Finally I think I’m done with the topic of Slowly Changing Dimensions for the moment. This doesn’t mean this is all you need to know about them, or that I’ve covered every angle and consideration (I haven’t), but this should now suffice for most people to make an informed and considered decision as to when to use them, how to use them, and how best to populate them.
But, with the latter in mind and with my previous post explaining how we use Triggers to synchronously populate our historical data, this last post is about doing so asynchronously because, contrary to popular belief, there are a couple of options you can try if you really do struggle with synchronous population becoming a bottleneck.
Triggers with CDC
Yes… Triggers. But this time ones you don’t have to wait for.
Previously I had triggers attached to my main dbo table and they were synchronously populating the history table. This is great in small volume but what if they become a bottleneck because we all know that a transaction cannot complete until the attached trigger itself has also completed.
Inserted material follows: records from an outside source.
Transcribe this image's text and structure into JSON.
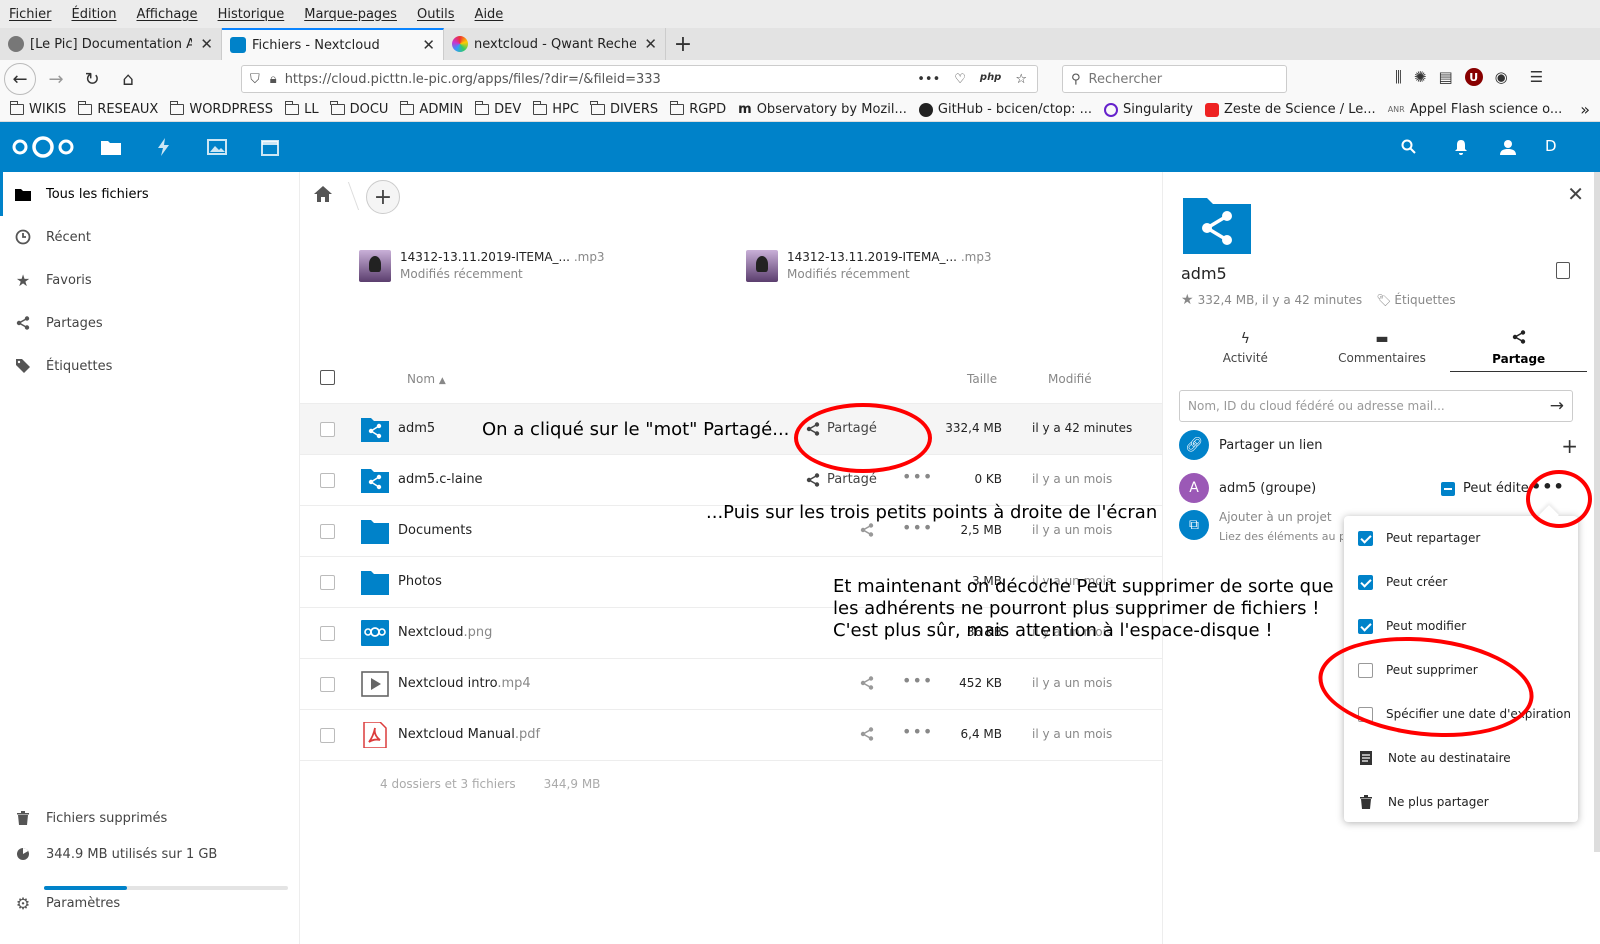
{
  "browser": {
    "menu": [
      "Fichier",
      "Édition",
      "Affichage",
      "Historique",
      "Marque-pages",
      "Outils",
      "Aide"
    ],
    "tabs": [
      {
        "label": "[Le Pic] Documentation Adm",
        "active": false
      },
      {
        "label": "Fichiers - Nextcloud",
        "active": true
      },
      {
        "label": "nextcloud - Qwant Recherche",
        "active": false
      }
    ],
    "url": "https://cloud.picttn.le-pic.org/apps/files/?dir=/&fileid=333",
    "search_placeholder": "Rechercher",
    "bookmarks": [
      "WIKIS",
      "RESEAUX",
      "WORDPRESS",
      "LL",
      "DOCU",
      "ADMIN",
      "DEV",
      "HPC",
      "DIVERS",
      "RGPD",
      "Observatory by Mozil...",
      "GitHub - bcicen/ctop: ...",
      "Singularity",
      "Zeste de Science / Le...",
      "Appel Flash science o..."
    ]
  },
  "header": {
    "avatar_letter": "D",
    "accent": "#0082c9"
  },
  "nav": {
    "items": [
      "Tous les fichiers",
      "Récent",
      "Favoris",
      "Partages",
      "Étiquettes"
    ],
    "trash": "Fichiers supprimés",
    "quota": "344.9 MB utilisés sur 1 GB",
    "quota_fraction": 0.34,
    "settings": "Paramètres"
  },
  "recent": [
    {
      "name": "14312-13.11.2019-ITEMA_...",
      "ext": " .mp3",
      "sub": "Modifiés récemment"
    },
    {
      "name": "14312-13.11.2019-ITEMA_...",
      "ext": " .mp3",
      "sub": "Modifiés récemment"
    }
  ],
  "list": {
    "col_name": "Nom",
    "col_size": "Taille",
    "col_modified": "Modifié",
    "rows": [
      {
        "name": "adm5",
        "ext": "",
        "share": "Partagé",
        "size": "332,4 MB",
        "date": "il y a 42 minutes",
        "icon": "shared-folder-icon",
        "selected": true
      },
      {
        "name": "adm5.c-laine",
        "ext": "",
        "share": "Partagé",
        "size": "0 KB",
        "date": "il y a un mois",
        "icon": "shared-folder-icon",
        "selected": false
      },
      {
        "name": "Documents",
        "ext": "",
        "share": "",
        "size": "2,5 MB",
        "date": "il y a un mois",
        "icon": "folder-icon",
        "selected": false
      },
      {
        "name": "Photos",
        "ext": "",
        "share": "",
        "size": "3 MB",
        "date": "il y a un mois",
        "icon": "folder-icon",
        "selected": false
      },
      {
        "name": "Nextcloud",
        "ext": ".png",
        "share": "",
        "size": "36 KB",
        "date": "il y a un mois",
        "icon": "image-file-icon",
        "selected": false
      },
      {
        "name": "Nextcloud intro",
        "ext": ".mp4",
        "share": "",
        "size": "452 KB",
        "date": "il y a un mois",
        "icon": "video-file-icon",
        "selected": false
      },
      {
        "name": "Nextcloud Manual",
        "ext": ".pdf",
        "share": "",
        "size": "6,4 MB",
        "date": "il y a un mois",
        "icon": "pdf-file-icon",
        "selected": false
      }
    ],
    "summary_count": "4 dossiers et 3 fichiers",
    "summary_size": "344,9 MB"
  },
  "sidebar": {
    "title": "adm5",
    "meta": "332,4 MB, il y a 42 minutes",
    "tags": "Étiquettes",
    "tabs": [
      "Activité",
      "Commentaires",
      "Partage"
    ],
    "search_placeholder": "Nom, ID du cloud fédéré ou adresse mail...",
    "share_link": "Partager un lien",
    "share_group": "adm5 (groupe)",
    "group_avatar": "A",
    "can_edit": "Peut éditer",
    "project_title": "Ajouter à un projet",
    "project_sub": "Liez des éléments au projet"
  },
  "popup": {
    "items": [
      {
        "label": "Peut repartager",
        "type": "check",
        "checked": true
      },
      {
        "label": "Peut créer",
        "type": "check",
        "checked": true
      },
      {
        "label": "Peut modifier",
        "type": "check",
        "checked": true
      },
      {
        "label": "Peut supprimer",
        "type": "check",
        "checked": false
      },
      {
        "label": "Spécifier une date d'expiration",
        "type": "check",
        "checked": false
      },
      {
        "label": "Note au destinataire",
        "type": "icon",
        "icon": "note-icon"
      },
      {
        "label": "Ne plus partager",
        "type": "icon",
        "icon": "trash-icon"
      }
    ]
  },
  "annotations": {
    "a1": "On a cliqué sur le \"mot\" Partagé...",
    "a2": "...Puis sur les trois petits points à droite de l'écran",
    "a3_l1": "Et maintenant on décoche Peut supprimer de sorte que",
    "a3_l2": "les adhérents ne pourront plus supprimer de fichiers !",
    "a3_l3": "C'est plus sûr, mais attention à l'espace-disque !"
  }
}
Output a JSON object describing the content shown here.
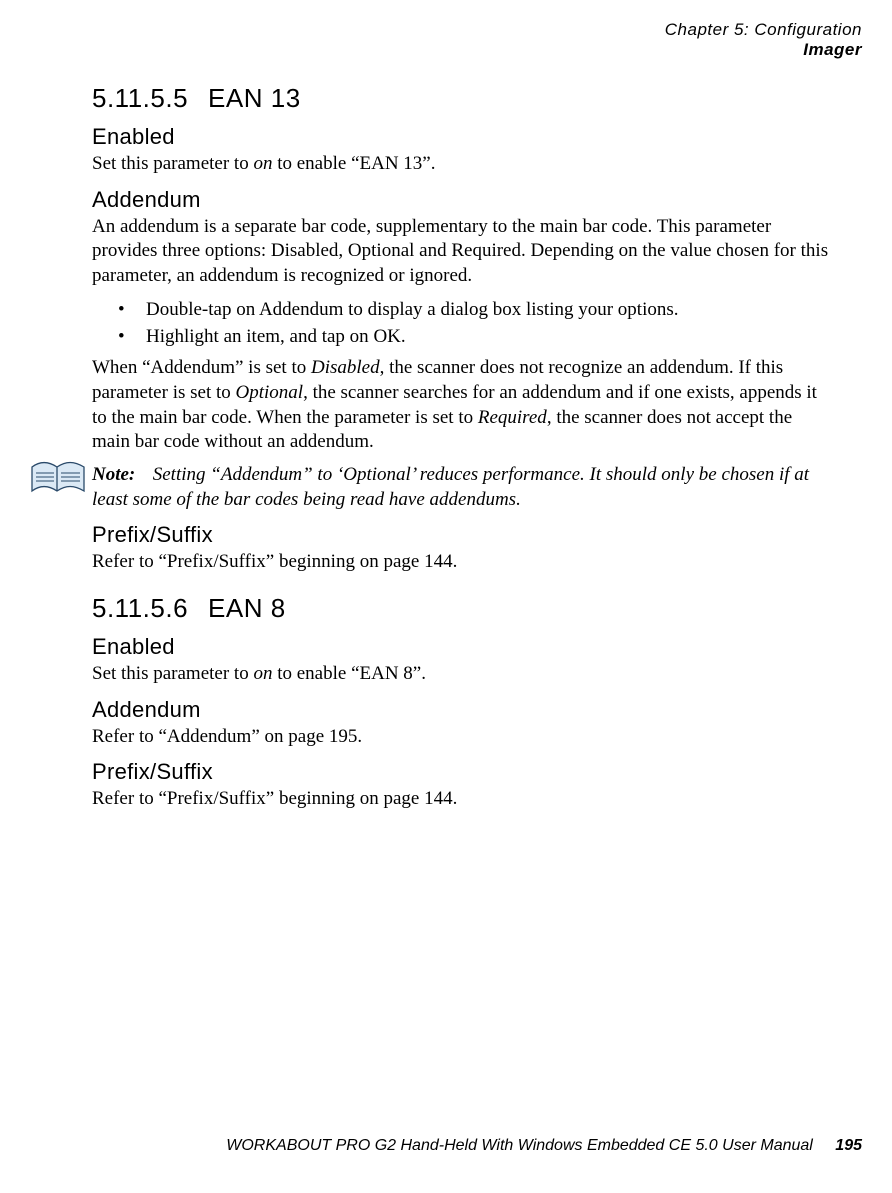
{
  "header": {
    "line1": "Chapter 5: Configuration",
    "line2": "Imager"
  },
  "sections": {
    "s1": {
      "number": "5.11.5.5",
      "title": "EAN 13",
      "enabled": {
        "heading": "Enabled",
        "pre": "Set this parameter to ",
        "em": "on",
        "post": " to enable “EAN 13”."
      },
      "addendum": {
        "heading": "Addendum",
        "para1": "An addendum is a separate bar code, supplementary to the main bar code. This parameter provides three options: Disabled, Optional and Required. Depending on the value chosen for this parameter, an addendum is recognized or ignored.",
        "bullet1_pre": "Double-tap on ",
        "bullet1_bold": "Addendum",
        "bullet1_post": " to display a dialog box listing your options.",
        "bullet2_pre": "Highlight an item, and tap on ",
        "bullet2_bold": "OK",
        "bullet2_post": ".",
        "para2_a": "When “Addendum” is set to ",
        "para2_opt1": "Disabled",
        "para2_b": ", the scanner does not recognize an addendum. If this parameter is set to ",
        "para2_opt2": "Optional",
        "para2_c": ", the scanner searches for an addendum and if one exists, appends it to the main bar code. When the parameter is set to ",
        "para2_opt3": "Required",
        "para2_d": ", the scanner does not accept the main bar code without an addendum."
      },
      "note": {
        "label": "Note:",
        "text": "Setting “Addendum” to ‘Optional’ reduces performance. It should only be chosen if at least some of the bar codes being read have addendums."
      },
      "prefix": {
        "heading": "Prefix/Suffix",
        "text": "Refer to “Prefix/Suffix” beginning on page 144."
      }
    },
    "s2": {
      "number": "5.11.5.6",
      "title": "EAN 8",
      "enabled": {
        "heading": "Enabled",
        "pre": "Set this parameter to ",
        "em": "on",
        "post": " to enable “EAN 8”."
      },
      "addendum": {
        "heading": "Addendum",
        "text": "Refer to “Addendum” on page 195."
      },
      "prefix": {
        "heading": "Prefix/Suffix",
        "text": "Refer to “Prefix/Suffix” beginning on page 144."
      }
    }
  },
  "footer": {
    "text": "WORKABOUT PRO G2 Hand-Held With Windows Embedded CE 5.0 User Manual",
    "page": "195"
  }
}
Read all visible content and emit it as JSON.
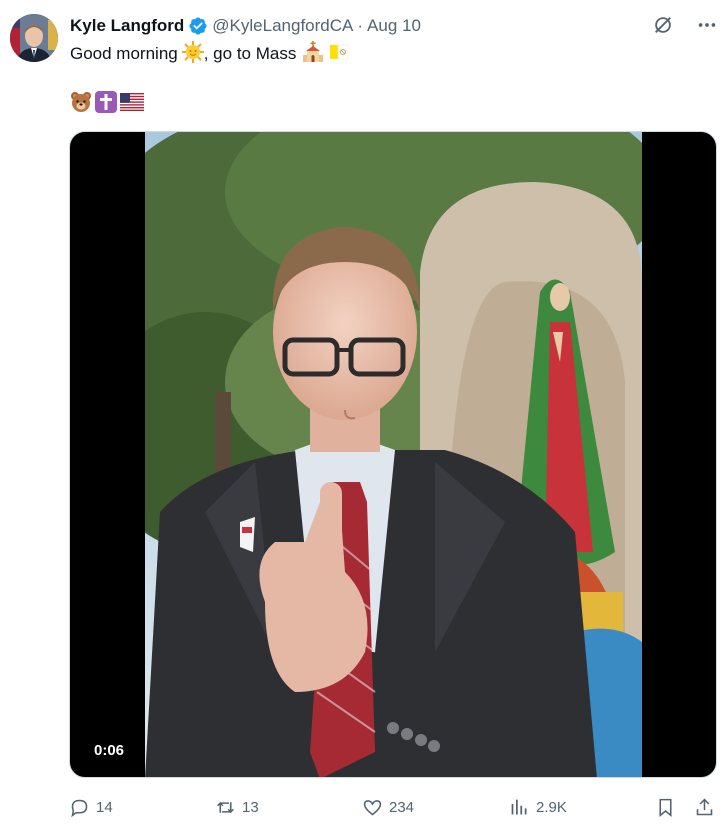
{
  "post": {
    "author_name": "Kyle Langford",
    "handle": "@KyleLangfordCA",
    "separator": "·",
    "date": "Aug 10",
    "text_part1": "Good morning",
    "text_part2": ", go to Mass",
    "emoji_line": [
      "bear-face",
      "latin-cross",
      "flag-us"
    ]
  },
  "media": {
    "type": "video",
    "timestamp": "0:06"
  },
  "actions": {
    "replies": "14",
    "reposts": "13",
    "likes": "234",
    "views": "2.9K"
  },
  "colors": {
    "text": "#0f1419",
    "secondary": "#536471",
    "verified": "#1d9bf0"
  }
}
Well… why not offload the trigger somewhere else?
If we turn CDC on and begin to track our Dimension table then what happens? Well… a SQL Agent Job is created to read the Transaction Log of our database and losslessly collect and track all changes to our specified tables in a system table (in the case of dbo.DimCompany this, by default, would be cdc.dbo_DimCompany_CT). This collection is done asynchronously and has little to no impact on the performance of the server and should result in no blocking and no bottleneck.
Now, take the trigger that we wrote in the last blog, modify it slightly, and place it on the CDC system table instead. Now we have effectively created an asynchronous audit logger which should cause us no performance problems and never slow down our main table and transactions.
The only downside to this is that you will have a slight delay on your data being processed into history depending on how busy your log is… but I’ve yet to find anyone who can’t cope with a couple of seconds delay. Oh, and the complexity of running CDC etc.
Yes, it’s good old service broker. This is an option which allows processes to work asynchronously, in parallel, and with scalability.
Sadly there’s the obvious downside involving the setup, running, and monitoring of Service Broker, but if you can get beyond that then you’ll be okay.
What you need is a few procs instead of triggers, each one tailored to dealing with the historical processing of its respective table and you’re good to go. If it gets overwhelmed Service Broker can spin up new parallel threads to kick off more procs and clear your backlog nice and quickly. This is probably the fastest way to keep your data up to date and tracked compared to CDC.
Neither of these may work well if you want a single table solution to your slowly changing data as they may not be fast enough for you, but Service Broker may come close. But for the audit out to history tables I would most definitely choose one of these options as opposed to the Synchronous Trigger method.